WHAT THE EXERCISE ASKS. Write out each line of the listing as it stands, without the images.

RECORDS FOR PROCESSING.
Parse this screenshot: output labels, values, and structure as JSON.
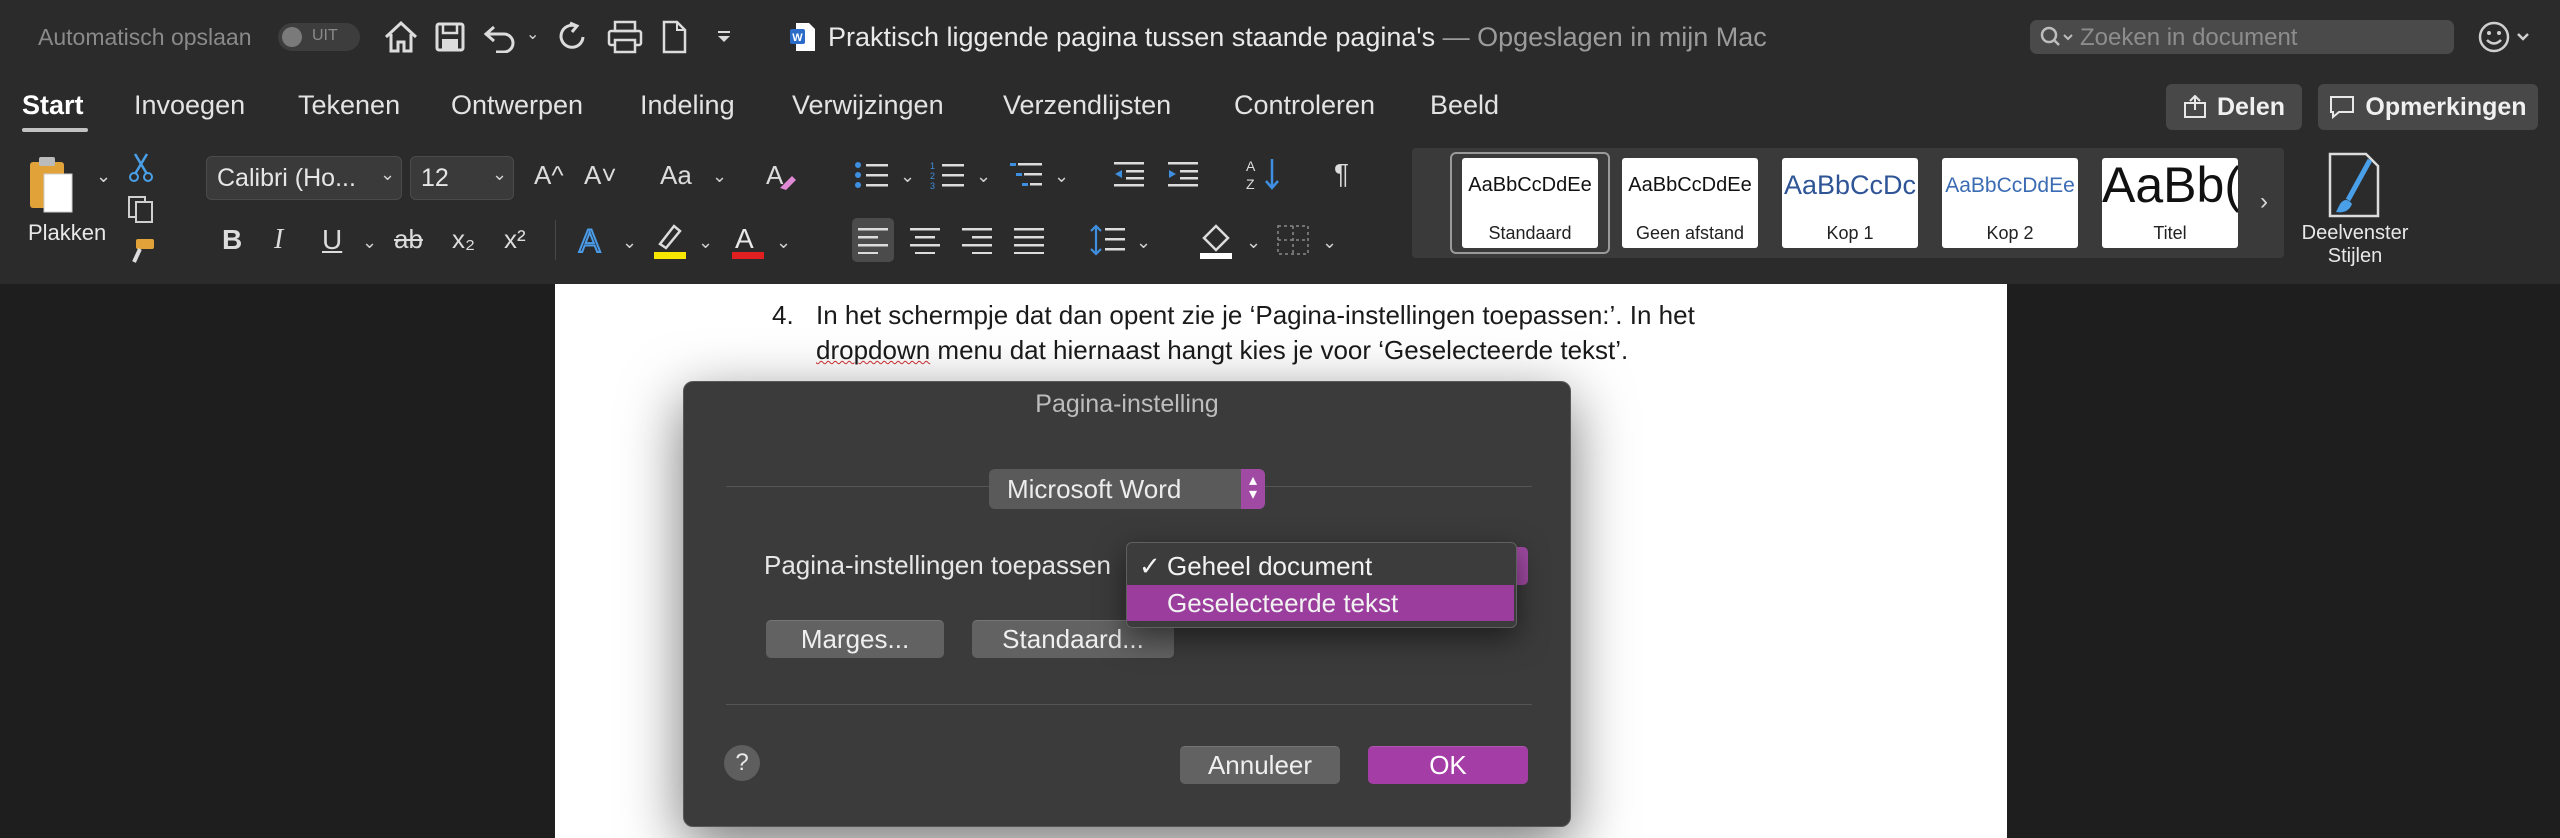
{
  "titlebar": {
    "autosave_label": "Automatisch opslaan",
    "autosave_toggle": "UIT",
    "doc_title": "Praktisch liggende pagina tussen staande pagina's",
    "doc_subtitle": "— Opgeslagen in mijn Mac",
    "search_placeholder": "Zoeken in document"
  },
  "tabs": [
    "Start",
    "Invoegen",
    "Tekenen",
    "Ontwerpen",
    "Indeling",
    "Verwijzingen",
    "Verzendlijsten",
    "Controleren",
    "Beeld"
  ],
  "top_buttons": {
    "share": "Delen",
    "comments": "Opmerkingen"
  },
  "ribbon": {
    "paste_label": "Plakken",
    "font_name": "Calibri (Ho...",
    "font_size": "12",
    "grow_font": "A^",
    "shrink_font": "A˅",
    "change_case": "Aa",
    "bold": "B",
    "italic": "I",
    "underline": "U",
    "strike": "ab",
    "subscript": "x₂",
    "superscript": "x²",
    "pilcrow": "¶",
    "styles": [
      {
        "sample": "AaBbCcDdEe",
        "name": "Standaard"
      },
      {
        "sample": "AaBbCcDdEe",
        "name": "Geen afstand"
      },
      {
        "sample": "AaBbCcDc",
        "name": "Kop 1"
      },
      {
        "sample": "AaBbCcDdEe",
        "name": "Kop 2"
      },
      {
        "sample": "AaBb(",
        "name": "Titel"
      }
    ],
    "styles_pane_line1": "Deelvenster",
    "styles_pane_line2": "Stijlen"
  },
  "document": {
    "list_number": "4.",
    "line1": "In het schermpje dat dan opent zie je ‘Pagina-instellingen toepassen:’. In het",
    "line2_squiggle": "dropdown",
    "line2_rest": " menu dat hiernaast hangt kies je voor ‘Geselecteerde tekst’."
  },
  "dialog": {
    "title": "Pagina-instelling",
    "app_popup": "Microsoft Word",
    "apply_label": "Pagina-instellingen toepassen",
    "margins_button": "Marges...",
    "default_button": "Standaard...",
    "help": "?",
    "cancel_button": "Annuleer",
    "ok_button": "OK",
    "menu_items": [
      {
        "label": "Geheel document",
        "checked": true
      },
      {
        "label": "Geselecteerde tekst",
        "checked": false
      }
    ],
    "checkmark": "✓"
  },
  "colors": {
    "accent": "#a43ea6",
    "chrome": "#2b2b2b",
    "font_red": "#e02020",
    "highlight_yellow": "#f7e600",
    "blue_icon": "#3f8fe0"
  },
  "icons": [
    "home-icon",
    "save-icon",
    "undo-icon",
    "redo-icon",
    "print-icon",
    "new-doc-icon",
    "customize-chevron-icon",
    "word-doc-icon",
    "search-icon",
    "smiley-icon"
  ]
}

SOLUTION TO THIS PROBLEM.
Parse this screenshot: output labels, values, and structure as JSON.
{
  "titlebar": {
    "autosave_label": "Automatisch opslaan",
    "autosave_toggle": "UIT",
    "doc_title": "Praktisch liggende pagina tussen staande pagina's",
    "doc_subtitle": "— Opgeslagen in mijn Mac",
    "search_placeholder": "Zoeken in document"
  },
  "tabs": [
    "Start",
    "Invoegen",
    "Tekenen",
    "Ontwerpen",
    "Indeling",
    "Verwijzingen",
    "Verzendlijsten",
    "Controleren",
    "Beeld"
  ],
  "top_buttons": {
    "share": "Delen",
    "comments": "Opmerkingen"
  },
  "ribbon": {
    "paste_label": "Plakken",
    "font_name": "Calibri (Ho...",
    "font_size": "12",
    "grow_font": "A^",
    "shrink_font": "A˅",
    "change_case": "Aa",
    "bold": "B",
    "italic": "I",
    "underline": "U",
    "strike": "ab",
    "subscript": "x₂",
    "superscript": "x²",
    "pilcrow": "¶",
    "styles": [
      {
        "sample": "AaBbCcDdEe",
        "name": "Standaard"
      },
      {
        "sample": "AaBbCcDdEe",
        "name": "Geen afstand"
      },
      {
        "sample": "AaBbCcDc",
        "name": "Kop 1"
      },
      {
        "sample": "AaBbCcDdEe",
        "name": "Kop 2"
      },
      {
        "sample": "AaBb(",
        "name": "Titel"
      }
    ],
    "styles_pane_line1": "Deelvenster",
    "styles_pane_line2": "Stijlen"
  },
  "document": {
    "list_number": "4.",
    "line1": "In het schermpje dat dan opent zie je ‘Pagina-instellingen toepassen:’. In het",
    "line2_squiggle": "dropdown",
    "line2_rest": " menu dat hiernaast hangt kies je voor ‘Geselecteerde tekst’."
  },
  "dialog": {
    "title": "Pagina-instelling",
    "app_popup": "Microsoft Word",
    "apply_label": "Pagina-instellingen toepassen",
    "margins_button": "Marges...",
    "default_button": "Standaard...",
    "help": "?",
    "cancel_button": "Annuleer",
    "ok_button": "OK",
    "menu_items": [
      {
        "label": "Geheel document",
        "checked": true
      },
      {
        "label": "Geselecteerde tekst",
        "checked": false
      }
    ],
    "checkmark": "✓"
  },
  "colors": {
    "accent": "#a43ea6",
    "chrome": "#2b2b2b",
    "font_red": "#e02020",
    "highlight_yellow": "#f7e600",
    "blue_icon": "#3f8fe0"
  },
  "icons": [
    "home-icon",
    "save-icon",
    "undo-icon",
    "redo-icon",
    "print-icon",
    "new-doc-icon",
    "customize-chevron-icon",
    "word-doc-icon",
    "search-icon",
    "smiley-icon"
  ]
}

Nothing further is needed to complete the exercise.